Blue Land Crab - No Vacancy

One morning my next-door neighbor told me a giant crab went after her chihuahua the previous night. She told me to watch out, but I was not too concerned about a crab. The next day I went out my backdoor to be greeted by the biggest, and most beautiful crab I have ever seen in my life! The crab seemed much more scared of me than I was startled by it, so after taking a quick photograph, I left him alone so he could find a new home.

Leave, this crab did not. We had two more encounters over the next few days, each time in a new location of my backyard: behind the sandbox, in the garden, and under a bucket.

I decided to do some research into this ginormous crab to learn more and hopefully figure out what this crab was doing in my backyard?

What is the name of this crab? Cardisoma guanhumi or the blue land crab.

Where is this crab native to? Found in Brazil, Colombia, the Caribbean, the Gulf of Mexico, Florida, Bermuda and the Bahamas.

How big do they get? 6 inches in width.

What do they eat? Leaves, fruits, insects, other crabs.

What is their migration ecology? Heavy rainfall in spring sparks a migration that leads to their mating grounds.

Reproduction? Throughout July and August females will carry their eggs externally for about 2 weeks. The female will then need to return to saltwater for the larvae to survive.

Some of their interesting characteristics:

  • One claw is massively bigger than the other in males.
  • Be extremely careful with these crabs, they are not dangerous but can give a serious pinch if provoked.
  • The blue land crab disappears during the winter to hibernate down in their burrows to molt and will seal the burrow with mud to keep out intruders. They only molt once a year and can molt up to 60 times.
  • Crabs measuring 5 to 6 inches can be approximately in their 20s.


Given this information, I believe our new backyard guest is most likely a male in his 20s. Since it is June and there have been recent heavy rainfalls, I expect he is in search of a mate. Don’t be alarmed if you happen to find one in your backyard, be assured they will be on their way soon.

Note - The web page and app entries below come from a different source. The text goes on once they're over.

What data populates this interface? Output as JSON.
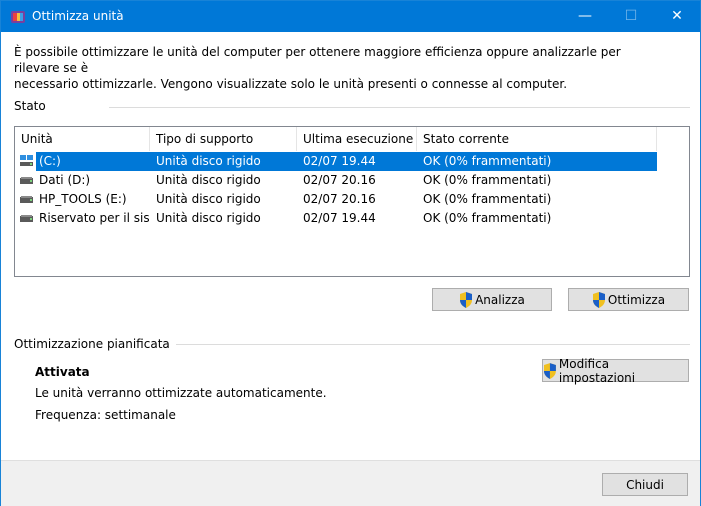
{
  "window": {
    "title": "Ottimizza unità",
    "minimize": "—",
    "maximize": "☐",
    "close": "✕"
  },
  "intro": {
    "line1": "È possibile ottimizzare le unità del computer per ottenere maggiore efficienza oppure analizzarle per rilevare se è",
    "line2": "necessario ottimizzarle. Vengono visualizzate solo le unità presenti o connesse al computer."
  },
  "status": {
    "group_label": "Stato",
    "columns": [
      "Unità",
      "Tipo di supporto",
      "Ultima esecuzione",
      "Stato corrente"
    ],
    "rows": [
      {
        "drive": "(C:)",
        "media": "Unità disco rigido",
        "last_run": "02/07 19.44",
        "status": "OK (0% frammentati)",
        "selected": true,
        "icon": "system-drive-icon"
      },
      {
        "drive": "Dati (D:)",
        "media": "Unità disco rigido",
        "last_run": "02/07 20.16",
        "status": "OK (0% frammentati)",
        "selected": false,
        "icon": "hard-drive-icon"
      },
      {
        "drive": "HP_TOOLS (E:)",
        "media": "Unità disco rigido",
        "last_run": "02/07 20.16",
        "status": "OK (0% frammentati)",
        "selected": false,
        "icon": "hard-drive-icon"
      },
      {
        "drive": "Riservato per il sist",
        "media": "Unità disco rigido",
        "last_run": "02/07 19.44",
        "status": "OK (0% frammentati)",
        "selected": false,
        "icon": "hard-drive-icon"
      }
    ],
    "analyze_label": "Analizza",
    "optimize_label": "Ottimizza"
  },
  "schedule": {
    "group_label": "Ottimizzazione pianificata",
    "state": "Attivata",
    "description": "Le unità verranno ottimizzate automaticamente.",
    "frequency": "Frequenza: settimanale",
    "change_settings_label": "Modifica impostazioni"
  },
  "footer": {
    "close_label": "Chiudi"
  },
  "colors": {
    "titlebar": "#0078d7",
    "selection": "#0078d7"
  }
}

Photo credit: Blue land crab by Kayla Caldwell


Category Tag(s): Nature Blog